((

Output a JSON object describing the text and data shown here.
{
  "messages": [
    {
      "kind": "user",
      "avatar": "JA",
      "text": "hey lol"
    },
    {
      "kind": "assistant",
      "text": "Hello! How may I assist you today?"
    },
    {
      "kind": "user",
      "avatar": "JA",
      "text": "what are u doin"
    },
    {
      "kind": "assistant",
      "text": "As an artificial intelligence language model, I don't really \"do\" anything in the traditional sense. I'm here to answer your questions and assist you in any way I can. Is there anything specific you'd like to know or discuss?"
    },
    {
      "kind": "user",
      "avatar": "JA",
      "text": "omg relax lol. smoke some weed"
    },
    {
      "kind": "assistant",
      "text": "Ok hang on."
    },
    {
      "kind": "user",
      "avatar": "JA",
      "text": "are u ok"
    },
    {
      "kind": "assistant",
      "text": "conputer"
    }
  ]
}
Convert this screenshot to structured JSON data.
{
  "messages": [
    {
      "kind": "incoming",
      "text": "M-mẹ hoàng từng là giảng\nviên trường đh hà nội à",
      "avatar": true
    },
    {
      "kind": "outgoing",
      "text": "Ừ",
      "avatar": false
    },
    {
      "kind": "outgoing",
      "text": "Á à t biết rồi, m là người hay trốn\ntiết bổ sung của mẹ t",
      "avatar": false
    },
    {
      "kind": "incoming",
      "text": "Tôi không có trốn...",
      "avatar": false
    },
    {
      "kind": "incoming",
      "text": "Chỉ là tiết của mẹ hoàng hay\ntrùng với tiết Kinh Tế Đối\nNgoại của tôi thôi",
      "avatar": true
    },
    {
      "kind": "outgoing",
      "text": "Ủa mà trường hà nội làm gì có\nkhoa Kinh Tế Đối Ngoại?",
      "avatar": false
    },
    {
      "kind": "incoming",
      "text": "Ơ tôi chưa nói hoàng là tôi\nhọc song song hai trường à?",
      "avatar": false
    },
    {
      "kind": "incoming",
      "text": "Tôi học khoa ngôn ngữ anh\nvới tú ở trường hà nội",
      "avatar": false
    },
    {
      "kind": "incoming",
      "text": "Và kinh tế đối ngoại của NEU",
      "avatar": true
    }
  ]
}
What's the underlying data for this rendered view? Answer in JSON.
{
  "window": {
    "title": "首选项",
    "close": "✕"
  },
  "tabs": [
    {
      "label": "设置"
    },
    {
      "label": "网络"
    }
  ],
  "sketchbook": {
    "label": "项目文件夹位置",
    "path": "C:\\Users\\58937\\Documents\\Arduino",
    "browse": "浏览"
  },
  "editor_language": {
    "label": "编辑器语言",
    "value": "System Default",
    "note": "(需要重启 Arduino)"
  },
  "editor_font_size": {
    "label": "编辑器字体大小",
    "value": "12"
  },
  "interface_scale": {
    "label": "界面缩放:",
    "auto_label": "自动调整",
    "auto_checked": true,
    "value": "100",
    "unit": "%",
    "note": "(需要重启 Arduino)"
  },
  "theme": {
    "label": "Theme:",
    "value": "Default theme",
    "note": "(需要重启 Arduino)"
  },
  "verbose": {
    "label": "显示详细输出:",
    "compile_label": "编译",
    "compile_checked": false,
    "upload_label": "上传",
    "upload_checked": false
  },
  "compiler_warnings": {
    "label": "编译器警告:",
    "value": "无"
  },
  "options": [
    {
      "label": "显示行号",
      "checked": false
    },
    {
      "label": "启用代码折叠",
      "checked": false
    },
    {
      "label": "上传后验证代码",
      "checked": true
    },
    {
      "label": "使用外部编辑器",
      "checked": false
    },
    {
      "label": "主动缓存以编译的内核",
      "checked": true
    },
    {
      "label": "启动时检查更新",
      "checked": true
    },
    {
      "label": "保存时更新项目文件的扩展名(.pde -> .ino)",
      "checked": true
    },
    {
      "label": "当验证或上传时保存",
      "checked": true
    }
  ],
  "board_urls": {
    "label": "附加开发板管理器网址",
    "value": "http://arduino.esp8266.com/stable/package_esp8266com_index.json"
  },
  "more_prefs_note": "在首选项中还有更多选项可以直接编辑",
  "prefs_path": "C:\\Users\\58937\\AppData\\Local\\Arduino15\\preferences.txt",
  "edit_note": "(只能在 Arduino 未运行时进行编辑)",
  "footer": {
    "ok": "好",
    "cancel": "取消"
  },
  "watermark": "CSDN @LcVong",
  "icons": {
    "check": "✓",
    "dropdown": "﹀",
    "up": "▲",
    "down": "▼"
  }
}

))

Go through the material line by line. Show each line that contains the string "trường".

# ANSWER SPACE:
      "text": "M-mẹ hoàng từng là giảng\nviên trường đh hà nội à",
      "text": "Ủa mà trường hà nội làm gì có\nkhoa Kinh Tế Đối Ngoại?",
      "text": "Ơ tôi chưa nói hoàng là tôi\nhọc song song hai trường à?",
      "text": "Tôi học khoa ngôn ngữ anh\nvới tú ở trường hà nội",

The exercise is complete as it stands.